Medicare and Medicaid are federal programs that provide health insurance and medical assistance to eligible individuals. Medicare is available to individuals aged 65 and older, as well as certain younger individuals with disabilities. It covers hospital insurance (Part A) and medical insurance (Part B), as well as optional prescription drug coverage (Part D) and supplemental coverage (Medigap). Medicaid, on the other hand, is a joint federal and state program that provides healthcare assistance to individuals with limited income and resources. Seniors should ensure they understand the benefits and coverage options available through Medicare and Medicaid to effectively manage their healthcare costs.
Other assistance programs for seniors
In addition to Social Security, SSI, Medicare, and Medicaid, there are other assistance programs available to seniors.
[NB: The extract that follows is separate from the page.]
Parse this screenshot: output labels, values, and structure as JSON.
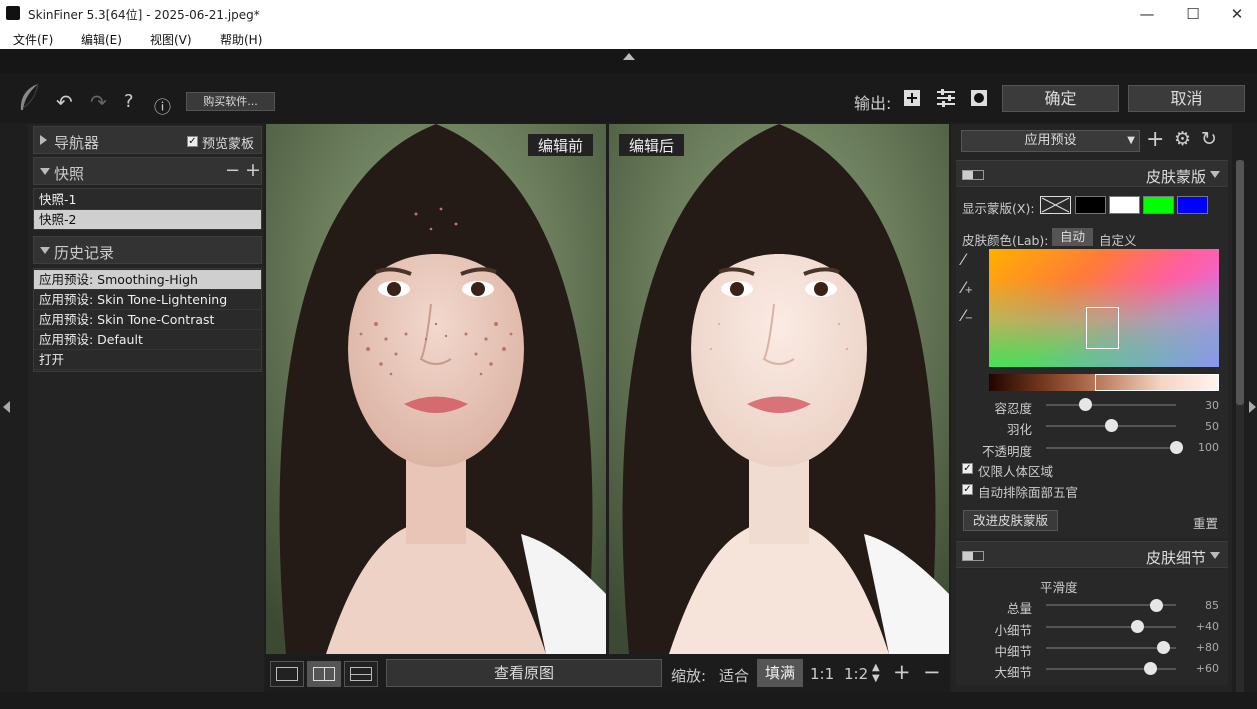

These programs may provide benefits such as housing assistance, food assistance, utility bill assistance, and transportation services. Eligibility criteria and benefits vary depending on the program and the state of residence. Seniors should explore these programs and consider whether they may be eligible for additional support to enhance their financial security and well-being.
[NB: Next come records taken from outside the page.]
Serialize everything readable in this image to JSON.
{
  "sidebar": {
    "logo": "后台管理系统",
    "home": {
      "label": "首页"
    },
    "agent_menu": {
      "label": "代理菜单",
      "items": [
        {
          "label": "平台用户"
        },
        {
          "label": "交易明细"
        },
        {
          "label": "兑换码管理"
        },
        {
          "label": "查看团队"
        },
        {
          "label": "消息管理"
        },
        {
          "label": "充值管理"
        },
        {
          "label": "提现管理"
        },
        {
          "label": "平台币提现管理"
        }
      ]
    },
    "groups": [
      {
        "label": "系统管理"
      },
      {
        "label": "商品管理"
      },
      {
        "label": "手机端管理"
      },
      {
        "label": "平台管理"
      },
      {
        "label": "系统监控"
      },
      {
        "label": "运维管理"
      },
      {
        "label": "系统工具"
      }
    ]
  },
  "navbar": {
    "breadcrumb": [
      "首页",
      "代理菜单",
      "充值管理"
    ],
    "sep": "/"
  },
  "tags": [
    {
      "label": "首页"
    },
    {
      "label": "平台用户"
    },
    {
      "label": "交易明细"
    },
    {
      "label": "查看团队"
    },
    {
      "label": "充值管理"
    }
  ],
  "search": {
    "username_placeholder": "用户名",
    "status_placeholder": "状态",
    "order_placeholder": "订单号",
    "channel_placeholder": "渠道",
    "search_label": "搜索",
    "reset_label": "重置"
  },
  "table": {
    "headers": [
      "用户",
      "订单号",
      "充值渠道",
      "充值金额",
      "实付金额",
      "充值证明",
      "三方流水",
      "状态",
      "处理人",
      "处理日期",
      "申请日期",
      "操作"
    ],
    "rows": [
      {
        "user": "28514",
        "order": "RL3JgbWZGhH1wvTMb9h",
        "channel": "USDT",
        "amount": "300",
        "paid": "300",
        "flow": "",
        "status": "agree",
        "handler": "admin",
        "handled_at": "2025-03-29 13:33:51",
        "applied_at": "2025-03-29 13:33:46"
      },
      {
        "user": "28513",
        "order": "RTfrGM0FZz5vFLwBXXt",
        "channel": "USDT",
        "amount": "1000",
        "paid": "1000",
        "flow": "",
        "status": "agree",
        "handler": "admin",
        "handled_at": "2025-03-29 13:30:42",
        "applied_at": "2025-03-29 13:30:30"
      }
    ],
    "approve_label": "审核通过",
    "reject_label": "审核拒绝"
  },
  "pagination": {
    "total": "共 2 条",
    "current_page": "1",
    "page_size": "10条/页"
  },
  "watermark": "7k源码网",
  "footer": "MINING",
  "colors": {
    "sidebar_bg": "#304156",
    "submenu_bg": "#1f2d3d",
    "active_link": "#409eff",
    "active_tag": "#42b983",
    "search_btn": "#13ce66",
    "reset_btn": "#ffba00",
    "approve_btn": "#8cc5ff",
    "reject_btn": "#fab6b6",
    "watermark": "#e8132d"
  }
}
The Importance of Planning and Consulting Professionals
Working with a financial advisor
Planning for Social Security benefits can be complex and overwhelming. Working with a financial advisor who specializes in retirement planning can provide valuable guidance and help maximize your benefits. A financial advisor can assess your individual financial situation, goals, and risk tolerance to develop a comprehensive retirement plan that incorporates Social Security benefits and other sources of income. They can also help you navigate the various claiming strategies and make informed decisions based on your unique circumstances.
Seeking help from a Social Security specialist
Consulting with a Social Security specialist can provide you with expert advice and insights into the complexities of the Social Security system. These specialists are well-versed in the rules and regulations surrounding Social Security benefits and can help you understand your eligibility, calculate your benefits, and explore various claiming strategies. They can provide personalized recommendations based on your specific situation and help you make informed decisions regarding your Social Security benefits.
Reviewing personalized strategies and options
Everyone’s financial situation and retirement goals are unique. Reviewing personalized strategies and options is crucial to maximizing your Social Security benefits. By taking into account factors such as your earning history, health status, marital status, and overall financial picture, you can develop a customized plan that suits your needs. Regularly reviewing and reassessing your strategies and options, especially as new legislation or regulations arise, is essential to ensure you are making the most of your Social Security benefits.
In conclusion, maximizing Social Security benefits requires careful consideration, planning, and understanding of the various strategies and options available. By educating yourself about the Social Security system, coordinating with your spouse, assessing your individual factors, and seeking professional guidance, you can make informed decisions that will help secure your financial well-being during retirement. Remember, it is never too early to start planning for your future, and maximizing your Social Security benefits can play a significant role in achieving a comfortable and financially secure retirement.